I’m sitting in the room at Expanding Our Boundaries (#expbound) in Toronto. The 2 day event, co-hosting by OTF and ECOO, is facilitated by Will Richardson. Gearing up for the event, I connected with some of the other attendees through various blogs, the Expanding our Boundaries wiki and twitter. Discovering our common interests, besides the conference, almost every attendee with whom I connected was reading Ken Robinson’s The Element. Not a huge surprise, but a happy coincidence. And, promising.
What is the element and where do I get one?
Ken Robinson explains his use of the term the Element:
I use the term the Element to describe the place where the things we love to do and the things we are good at come together. I believe it is essential that each of us find his or her Element, not simply because it will make us more fulfilled but because, as the world evolves, the very future of our communities and institutions will depend on it. (xiii)
Reflecting on this, I ask myself questions like, “In what ways am I in my Element?” and “Is my classroom a place where every single student in the room is able to be in his or her Element?” and “Are my colleagues in their Elements?”
Are you in your element?
This morning, Will Richardson blogged about Robinson’s book. It is a great blog post that you can check out here. Reading it got me thinking: How many educators are reading Robinson’s The Element ? I wonder about this because I think that Robinson’s text asks us to find that space within which both our talents and our passions connect – and get there. (You can check out WordPress blogs with the tag Ken Robinson to get a sense of the numbers of people out there who are reading and synthesizing the text) If we are teachers and the element isn’t the learning environment within which we work with kids from day to day, then something is dreadfullly wrong. In his post this morning, Richardson says,

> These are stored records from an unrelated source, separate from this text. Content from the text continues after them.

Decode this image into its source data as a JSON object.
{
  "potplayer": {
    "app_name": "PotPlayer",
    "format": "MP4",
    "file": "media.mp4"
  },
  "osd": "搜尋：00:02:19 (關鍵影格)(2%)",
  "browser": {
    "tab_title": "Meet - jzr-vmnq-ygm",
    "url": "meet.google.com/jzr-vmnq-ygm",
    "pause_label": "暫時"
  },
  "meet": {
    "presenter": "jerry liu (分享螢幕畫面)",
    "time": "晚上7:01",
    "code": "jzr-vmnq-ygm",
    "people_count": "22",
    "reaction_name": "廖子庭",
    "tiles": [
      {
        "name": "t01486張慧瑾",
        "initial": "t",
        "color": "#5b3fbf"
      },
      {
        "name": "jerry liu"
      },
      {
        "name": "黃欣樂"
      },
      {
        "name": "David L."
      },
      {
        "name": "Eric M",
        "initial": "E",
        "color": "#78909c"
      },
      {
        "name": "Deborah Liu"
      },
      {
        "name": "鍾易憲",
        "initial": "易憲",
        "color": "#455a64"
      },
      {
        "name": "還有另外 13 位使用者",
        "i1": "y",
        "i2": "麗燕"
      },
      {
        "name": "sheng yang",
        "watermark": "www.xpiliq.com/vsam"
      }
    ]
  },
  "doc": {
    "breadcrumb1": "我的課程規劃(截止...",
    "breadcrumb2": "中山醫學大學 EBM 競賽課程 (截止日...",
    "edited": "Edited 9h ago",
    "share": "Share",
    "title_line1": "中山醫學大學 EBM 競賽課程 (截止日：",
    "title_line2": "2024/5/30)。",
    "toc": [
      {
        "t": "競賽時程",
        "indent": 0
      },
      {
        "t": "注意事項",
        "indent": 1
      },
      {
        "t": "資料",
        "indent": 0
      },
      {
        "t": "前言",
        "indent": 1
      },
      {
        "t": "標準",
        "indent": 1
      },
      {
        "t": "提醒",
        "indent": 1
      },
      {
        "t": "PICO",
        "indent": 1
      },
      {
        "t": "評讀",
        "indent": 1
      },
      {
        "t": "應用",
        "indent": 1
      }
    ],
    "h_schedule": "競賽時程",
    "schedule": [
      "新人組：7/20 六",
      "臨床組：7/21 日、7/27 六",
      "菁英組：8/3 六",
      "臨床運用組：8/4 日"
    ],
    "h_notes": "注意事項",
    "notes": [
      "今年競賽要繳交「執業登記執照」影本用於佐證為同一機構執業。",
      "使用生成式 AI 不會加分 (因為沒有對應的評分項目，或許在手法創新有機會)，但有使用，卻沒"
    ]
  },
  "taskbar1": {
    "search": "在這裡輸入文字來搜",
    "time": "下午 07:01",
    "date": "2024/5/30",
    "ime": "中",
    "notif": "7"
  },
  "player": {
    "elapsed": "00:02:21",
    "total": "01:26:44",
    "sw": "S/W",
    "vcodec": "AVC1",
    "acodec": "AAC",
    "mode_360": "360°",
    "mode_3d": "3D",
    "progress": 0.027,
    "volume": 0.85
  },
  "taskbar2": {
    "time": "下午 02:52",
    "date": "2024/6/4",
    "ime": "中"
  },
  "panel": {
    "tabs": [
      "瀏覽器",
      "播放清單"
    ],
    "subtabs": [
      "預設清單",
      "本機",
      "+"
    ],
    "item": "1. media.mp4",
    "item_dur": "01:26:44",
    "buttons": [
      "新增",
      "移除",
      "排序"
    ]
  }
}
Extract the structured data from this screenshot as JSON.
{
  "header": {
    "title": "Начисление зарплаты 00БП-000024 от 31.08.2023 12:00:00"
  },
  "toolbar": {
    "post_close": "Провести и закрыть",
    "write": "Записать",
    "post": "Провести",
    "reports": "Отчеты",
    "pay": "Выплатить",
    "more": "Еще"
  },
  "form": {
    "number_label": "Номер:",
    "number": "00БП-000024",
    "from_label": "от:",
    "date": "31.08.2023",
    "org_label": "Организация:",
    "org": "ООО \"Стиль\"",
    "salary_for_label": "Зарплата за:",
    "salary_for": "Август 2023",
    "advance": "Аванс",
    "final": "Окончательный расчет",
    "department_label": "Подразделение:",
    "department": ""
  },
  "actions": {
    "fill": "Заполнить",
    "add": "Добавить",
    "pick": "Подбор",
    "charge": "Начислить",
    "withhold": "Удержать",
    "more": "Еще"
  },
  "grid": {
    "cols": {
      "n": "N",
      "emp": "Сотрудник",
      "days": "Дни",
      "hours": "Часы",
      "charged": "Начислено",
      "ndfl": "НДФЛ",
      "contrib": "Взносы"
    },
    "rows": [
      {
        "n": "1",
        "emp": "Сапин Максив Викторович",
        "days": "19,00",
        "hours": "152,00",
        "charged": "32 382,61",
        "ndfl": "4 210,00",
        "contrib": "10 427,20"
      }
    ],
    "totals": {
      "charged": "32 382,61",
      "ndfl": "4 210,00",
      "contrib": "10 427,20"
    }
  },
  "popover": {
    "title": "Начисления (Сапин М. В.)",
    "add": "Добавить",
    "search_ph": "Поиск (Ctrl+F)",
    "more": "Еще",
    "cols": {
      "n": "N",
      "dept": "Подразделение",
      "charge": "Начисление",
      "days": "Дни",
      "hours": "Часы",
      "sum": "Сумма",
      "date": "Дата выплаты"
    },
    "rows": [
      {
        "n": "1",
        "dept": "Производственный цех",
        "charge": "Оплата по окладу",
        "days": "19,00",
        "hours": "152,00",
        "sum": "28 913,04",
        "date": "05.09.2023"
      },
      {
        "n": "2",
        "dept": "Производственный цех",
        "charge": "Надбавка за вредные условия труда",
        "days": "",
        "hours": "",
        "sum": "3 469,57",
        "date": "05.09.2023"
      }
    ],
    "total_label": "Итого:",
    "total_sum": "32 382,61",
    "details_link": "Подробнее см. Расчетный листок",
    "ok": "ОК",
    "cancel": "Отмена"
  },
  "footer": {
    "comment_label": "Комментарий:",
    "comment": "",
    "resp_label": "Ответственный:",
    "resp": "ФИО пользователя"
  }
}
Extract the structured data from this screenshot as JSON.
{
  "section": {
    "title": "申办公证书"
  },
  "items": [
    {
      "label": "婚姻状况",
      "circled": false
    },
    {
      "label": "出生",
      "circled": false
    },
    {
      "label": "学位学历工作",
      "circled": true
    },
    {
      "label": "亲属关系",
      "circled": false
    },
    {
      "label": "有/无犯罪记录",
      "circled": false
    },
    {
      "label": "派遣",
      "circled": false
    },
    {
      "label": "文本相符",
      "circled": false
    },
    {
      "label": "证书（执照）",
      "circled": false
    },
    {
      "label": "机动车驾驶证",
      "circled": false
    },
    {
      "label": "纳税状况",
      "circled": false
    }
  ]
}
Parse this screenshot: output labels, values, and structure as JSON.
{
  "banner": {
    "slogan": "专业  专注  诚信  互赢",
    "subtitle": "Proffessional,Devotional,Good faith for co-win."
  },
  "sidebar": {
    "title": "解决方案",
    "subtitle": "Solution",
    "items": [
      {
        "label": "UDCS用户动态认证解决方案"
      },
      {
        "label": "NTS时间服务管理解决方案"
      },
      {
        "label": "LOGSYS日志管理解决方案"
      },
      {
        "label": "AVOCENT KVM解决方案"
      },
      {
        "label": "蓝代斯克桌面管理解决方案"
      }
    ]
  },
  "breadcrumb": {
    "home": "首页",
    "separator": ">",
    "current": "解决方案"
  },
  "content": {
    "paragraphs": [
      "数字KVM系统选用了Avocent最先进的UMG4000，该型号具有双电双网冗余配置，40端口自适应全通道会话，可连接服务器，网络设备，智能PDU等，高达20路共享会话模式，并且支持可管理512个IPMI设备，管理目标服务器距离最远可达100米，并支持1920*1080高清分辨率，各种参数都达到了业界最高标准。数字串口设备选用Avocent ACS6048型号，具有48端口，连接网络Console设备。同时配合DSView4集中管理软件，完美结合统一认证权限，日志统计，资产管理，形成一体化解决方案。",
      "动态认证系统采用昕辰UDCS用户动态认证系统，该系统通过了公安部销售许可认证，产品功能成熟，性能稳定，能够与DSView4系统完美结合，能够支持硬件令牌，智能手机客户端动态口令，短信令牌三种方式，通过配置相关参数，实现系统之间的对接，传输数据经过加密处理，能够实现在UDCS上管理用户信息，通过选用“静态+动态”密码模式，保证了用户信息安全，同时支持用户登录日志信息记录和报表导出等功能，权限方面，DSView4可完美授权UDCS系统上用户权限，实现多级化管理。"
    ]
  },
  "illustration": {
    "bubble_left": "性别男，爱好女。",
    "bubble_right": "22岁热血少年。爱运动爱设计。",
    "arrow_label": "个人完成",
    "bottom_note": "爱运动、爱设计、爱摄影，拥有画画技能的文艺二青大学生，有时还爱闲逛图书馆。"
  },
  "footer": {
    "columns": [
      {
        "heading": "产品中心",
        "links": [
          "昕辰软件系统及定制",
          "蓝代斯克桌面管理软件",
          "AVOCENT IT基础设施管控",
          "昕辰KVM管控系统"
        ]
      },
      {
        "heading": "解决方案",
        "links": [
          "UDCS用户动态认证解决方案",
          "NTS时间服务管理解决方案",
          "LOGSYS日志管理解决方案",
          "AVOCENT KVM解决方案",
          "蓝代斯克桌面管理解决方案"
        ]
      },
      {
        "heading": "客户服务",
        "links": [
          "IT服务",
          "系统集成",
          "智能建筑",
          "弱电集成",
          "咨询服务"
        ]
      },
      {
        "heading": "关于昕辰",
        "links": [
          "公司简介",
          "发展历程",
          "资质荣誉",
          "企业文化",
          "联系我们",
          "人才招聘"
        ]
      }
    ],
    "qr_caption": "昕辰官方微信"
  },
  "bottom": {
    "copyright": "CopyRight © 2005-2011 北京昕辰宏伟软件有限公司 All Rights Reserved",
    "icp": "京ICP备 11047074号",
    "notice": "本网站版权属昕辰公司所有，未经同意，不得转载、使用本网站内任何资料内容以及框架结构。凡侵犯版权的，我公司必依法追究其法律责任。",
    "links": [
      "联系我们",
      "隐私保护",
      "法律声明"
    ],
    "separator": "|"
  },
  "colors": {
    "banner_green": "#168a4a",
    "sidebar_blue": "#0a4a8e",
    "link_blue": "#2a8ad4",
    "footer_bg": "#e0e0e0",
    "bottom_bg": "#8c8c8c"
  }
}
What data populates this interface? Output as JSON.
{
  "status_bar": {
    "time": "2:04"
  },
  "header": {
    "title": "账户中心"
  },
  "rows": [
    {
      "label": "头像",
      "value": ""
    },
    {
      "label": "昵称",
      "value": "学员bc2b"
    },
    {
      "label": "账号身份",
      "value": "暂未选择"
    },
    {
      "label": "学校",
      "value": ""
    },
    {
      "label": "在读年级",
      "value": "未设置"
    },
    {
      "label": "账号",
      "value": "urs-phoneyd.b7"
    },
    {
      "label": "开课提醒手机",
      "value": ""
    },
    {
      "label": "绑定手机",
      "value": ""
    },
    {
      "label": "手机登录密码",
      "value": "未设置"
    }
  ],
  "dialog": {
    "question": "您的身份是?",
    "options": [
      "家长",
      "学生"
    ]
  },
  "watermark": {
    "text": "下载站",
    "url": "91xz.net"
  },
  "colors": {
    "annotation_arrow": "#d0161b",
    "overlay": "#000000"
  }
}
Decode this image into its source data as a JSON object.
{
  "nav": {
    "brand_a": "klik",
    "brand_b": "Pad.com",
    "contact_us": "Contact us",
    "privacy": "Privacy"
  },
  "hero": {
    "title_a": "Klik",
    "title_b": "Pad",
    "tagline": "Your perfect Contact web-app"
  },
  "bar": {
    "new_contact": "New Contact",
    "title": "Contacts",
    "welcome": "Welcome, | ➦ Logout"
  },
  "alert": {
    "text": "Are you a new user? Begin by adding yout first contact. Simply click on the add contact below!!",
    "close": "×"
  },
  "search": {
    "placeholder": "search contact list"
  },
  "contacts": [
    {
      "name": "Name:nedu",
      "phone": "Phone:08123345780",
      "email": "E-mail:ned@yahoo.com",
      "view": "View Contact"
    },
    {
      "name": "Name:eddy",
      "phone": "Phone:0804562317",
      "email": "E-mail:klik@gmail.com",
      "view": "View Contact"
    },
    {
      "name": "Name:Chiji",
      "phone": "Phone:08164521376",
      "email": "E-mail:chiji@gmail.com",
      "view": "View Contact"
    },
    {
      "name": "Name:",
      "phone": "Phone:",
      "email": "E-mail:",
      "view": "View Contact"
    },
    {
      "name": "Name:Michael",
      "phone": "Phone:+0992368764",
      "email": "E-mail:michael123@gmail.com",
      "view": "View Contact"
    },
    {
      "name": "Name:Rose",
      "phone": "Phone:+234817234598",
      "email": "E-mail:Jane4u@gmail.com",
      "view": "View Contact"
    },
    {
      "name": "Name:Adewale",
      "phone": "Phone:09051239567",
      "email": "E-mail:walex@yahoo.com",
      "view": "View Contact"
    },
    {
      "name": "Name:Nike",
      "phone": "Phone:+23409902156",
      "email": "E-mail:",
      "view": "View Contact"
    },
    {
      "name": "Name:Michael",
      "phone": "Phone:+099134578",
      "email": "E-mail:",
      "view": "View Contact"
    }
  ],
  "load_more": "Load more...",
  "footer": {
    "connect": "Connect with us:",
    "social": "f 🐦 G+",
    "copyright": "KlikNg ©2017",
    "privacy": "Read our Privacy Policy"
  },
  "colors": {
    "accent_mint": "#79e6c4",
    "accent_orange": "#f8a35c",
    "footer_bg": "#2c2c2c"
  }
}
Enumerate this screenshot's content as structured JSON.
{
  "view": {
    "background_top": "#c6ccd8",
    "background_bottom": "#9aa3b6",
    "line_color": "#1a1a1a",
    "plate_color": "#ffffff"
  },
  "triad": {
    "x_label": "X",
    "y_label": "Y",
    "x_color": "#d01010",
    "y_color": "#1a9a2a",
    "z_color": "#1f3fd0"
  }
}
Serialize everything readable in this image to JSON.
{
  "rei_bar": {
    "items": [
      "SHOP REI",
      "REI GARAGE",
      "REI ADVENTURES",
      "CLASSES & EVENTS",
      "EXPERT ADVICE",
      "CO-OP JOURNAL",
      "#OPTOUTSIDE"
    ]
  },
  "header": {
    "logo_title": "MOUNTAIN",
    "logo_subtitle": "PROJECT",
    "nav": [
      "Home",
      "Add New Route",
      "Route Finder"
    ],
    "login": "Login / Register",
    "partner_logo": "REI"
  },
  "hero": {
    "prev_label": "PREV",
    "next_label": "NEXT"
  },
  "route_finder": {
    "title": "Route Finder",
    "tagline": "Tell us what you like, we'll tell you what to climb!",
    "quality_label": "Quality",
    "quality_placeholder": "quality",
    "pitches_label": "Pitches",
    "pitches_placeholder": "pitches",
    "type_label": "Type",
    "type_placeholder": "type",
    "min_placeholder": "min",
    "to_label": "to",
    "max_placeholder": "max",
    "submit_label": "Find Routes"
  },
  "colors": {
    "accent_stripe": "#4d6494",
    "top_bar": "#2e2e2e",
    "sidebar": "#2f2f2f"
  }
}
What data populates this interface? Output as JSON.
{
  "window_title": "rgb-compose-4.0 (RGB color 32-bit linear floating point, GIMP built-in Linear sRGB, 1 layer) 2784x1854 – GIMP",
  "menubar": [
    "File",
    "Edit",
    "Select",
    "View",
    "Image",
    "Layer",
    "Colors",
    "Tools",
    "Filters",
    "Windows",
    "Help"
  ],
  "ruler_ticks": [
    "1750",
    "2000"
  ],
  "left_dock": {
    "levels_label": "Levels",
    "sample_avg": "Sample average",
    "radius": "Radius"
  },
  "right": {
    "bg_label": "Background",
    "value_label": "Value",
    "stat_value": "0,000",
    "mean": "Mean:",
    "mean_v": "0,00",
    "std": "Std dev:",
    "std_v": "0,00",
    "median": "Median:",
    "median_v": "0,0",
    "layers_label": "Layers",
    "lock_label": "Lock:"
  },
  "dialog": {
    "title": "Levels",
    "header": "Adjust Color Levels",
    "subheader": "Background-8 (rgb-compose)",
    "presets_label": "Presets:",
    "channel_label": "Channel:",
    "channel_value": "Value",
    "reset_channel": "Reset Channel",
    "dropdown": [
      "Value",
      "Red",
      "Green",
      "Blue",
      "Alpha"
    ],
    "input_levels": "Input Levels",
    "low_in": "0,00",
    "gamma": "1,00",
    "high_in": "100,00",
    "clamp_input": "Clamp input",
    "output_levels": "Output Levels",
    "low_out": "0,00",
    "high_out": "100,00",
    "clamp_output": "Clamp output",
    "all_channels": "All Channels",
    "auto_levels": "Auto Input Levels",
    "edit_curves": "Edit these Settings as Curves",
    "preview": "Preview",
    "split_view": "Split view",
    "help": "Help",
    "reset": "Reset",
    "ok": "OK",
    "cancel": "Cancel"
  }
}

Teachers are learners. If they’re not, they shouldn’t be teachers. In a world where we can engage in our passions through the affordances of connective technologies online, we need to be thinking about how to personalize the learning of the adults in the room as well as the kids. This is not the easy route, by any stretch, but it’s the best route if we’re serious about moving the education of our kids to a different place.
Teachers need to be learners. Absolutely. And personalized learning is essential. I agree on all of those points. The question that I have is: What are the roles in terms of ensuring that personalized professional development is available to us? As an educator, I need to ensure that I am seeking out opportunities to extend my own learning and keep me in my Element. These past 2 days at #expbound saw a room full of educators, all at different points along the web 2.0/social networking/collaborating continuum, come together to learn with Richardson. Although I know that the sessions were overwhelming for many of the attendees, but I also witnessed
Transformation in Education
I’m optimistic that change is happening. But it feels slow and I am not sure that it is nearing the level of transformation – what Robinson advocates for in The Element. I find myself wondering how I can go beyond my own learning to work towards that transformation within my district? Big questions after these 2 days. Thoughts in process, for sure.